Possible Assyrian archive found in Turkish temple
University of Toronto archaeologists find cache of cuneiform tablets in 2,700-year old Turkish temple
May provide insights into Assyrian imperial aspirations
By Sean Bettam
Excavations led by a University of Toronto archaeologist at the site of a recently discovered temple in southeastern Turkey have uncovered a cache of cuneiform tablets dating back to the Iron Age period between 1200 and 600 BCE. Found in the temple's cella, or 'holy of holies', the tablets are part of a possible archive. The cella also contained gold, bronze and iron implements, libation vessels and ornately decorated ritual objects.

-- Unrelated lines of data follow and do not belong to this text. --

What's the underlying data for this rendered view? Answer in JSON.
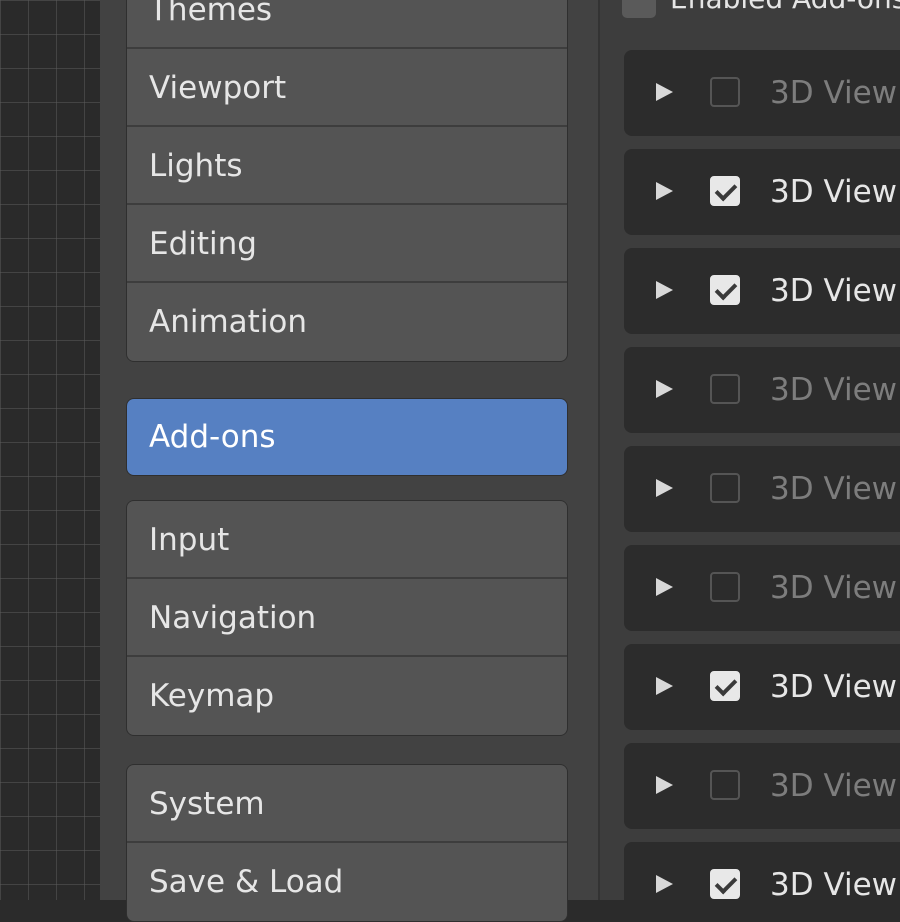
{
  "nav": {
    "group1": [
      "Themes",
      "Viewport",
      "Lights",
      "Editing",
      "Animation"
    ],
    "active": "Add-ons",
    "group2": [
      "Input",
      "Navigation",
      "Keymap"
    ],
    "group3": [
      "System",
      "Save & Load"
    ]
  },
  "addons": {
    "filter_label": "Enabled Add-ons",
    "filter_checked": false,
    "rows": [
      {
        "name": "3D View",
        "enabled": false
      },
      {
        "name": "3D View",
        "enabled": true
      },
      {
        "name": "3D View",
        "enabled": true
      },
      {
        "name": "3D View",
        "enabled": false
      },
      {
        "name": "3D View",
        "enabled": false
      },
      {
        "name": "3D View",
        "enabled": false
      },
      {
        "name": "3D View",
        "enabled": true
      },
      {
        "name": "3D View",
        "enabled": false
      },
      {
        "name": "3D View",
        "enabled": true
      }
    ]
  },
  "colors": {
    "accent": "#5680c2",
    "panel": "#424242",
    "button": "#545454"
  },
  "icons": {
    "expand": "disclosure-triangle-right",
    "checkbox": "checkbox"
  }
}
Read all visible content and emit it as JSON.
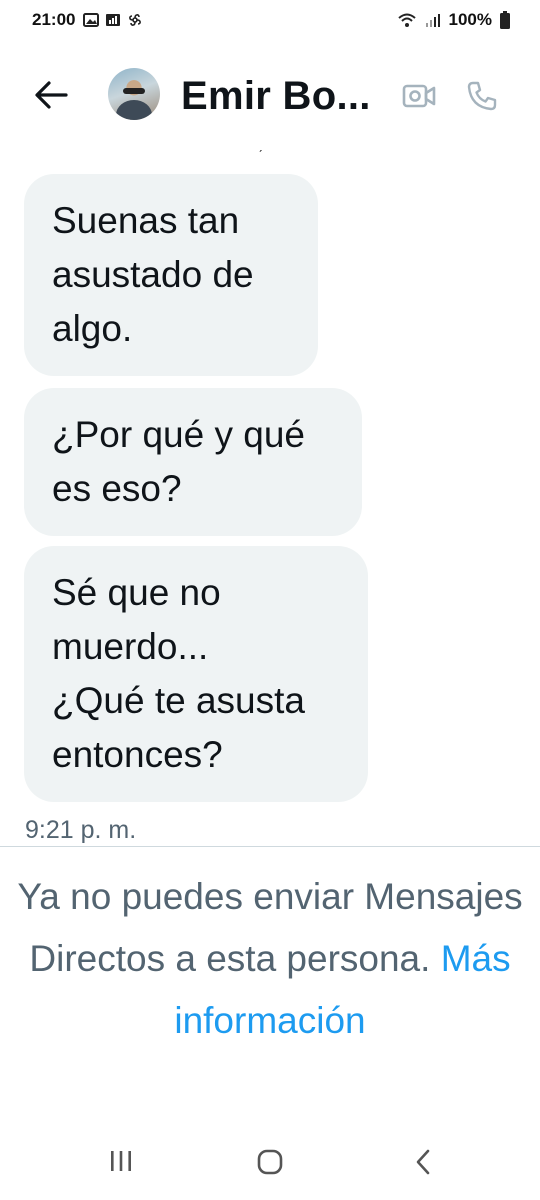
{
  "status_bar": {
    "time": "21:00",
    "battery": "100%",
    "left_icons": [
      "image-icon",
      "signal-bars-icon",
      "pinwheel-icon"
    ],
    "right_icons": [
      "wifi-icon",
      "signal-icon",
      "battery-icon"
    ]
  },
  "header": {
    "contact_name": "Emir Bo...",
    "icons": [
      "back-arrow-icon",
      "avatar",
      "video-call-icon",
      "phone-call-icon"
    ]
  },
  "messages": [
    {
      "text": "Suenas tan\nasustado de\nalgo."
    },
    {
      "text": "¿Por qué y qué\nes eso?"
    },
    {
      "text": "Sé que no\nmuerdo...\n¿Qué te asusta\nentonces?"
    }
  ],
  "timestamp": "9:21 p. m.",
  "notice": {
    "text": "Ya no puedes enviar Mensajes Directos a esta persona.",
    "link": "Más información"
  },
  "colors": {
    "accent": "#1d9bf0",
    "bubble": "#eff3f4",
    "secondary_text": "#536471",
    "text": "#0f1419"
  }
}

"The assemblage appears to represent a Neo-Assyrian renovation of an older Neo-Hittite temple complex, providing a rare glimpse into the religious dimension of Assyrian imperial ideology," said Timothy Harrison, professor of near eastern archeology in the Department of Near and Middle Eastern Civilizations and director of U of T's Tayinat Archaeological Project (TAP). "The tablets, and the information they contain, may possibly highlight the imperial ambitions of one of the great powers of the ancient world, and its lasting influence on the political culture of the Middle East."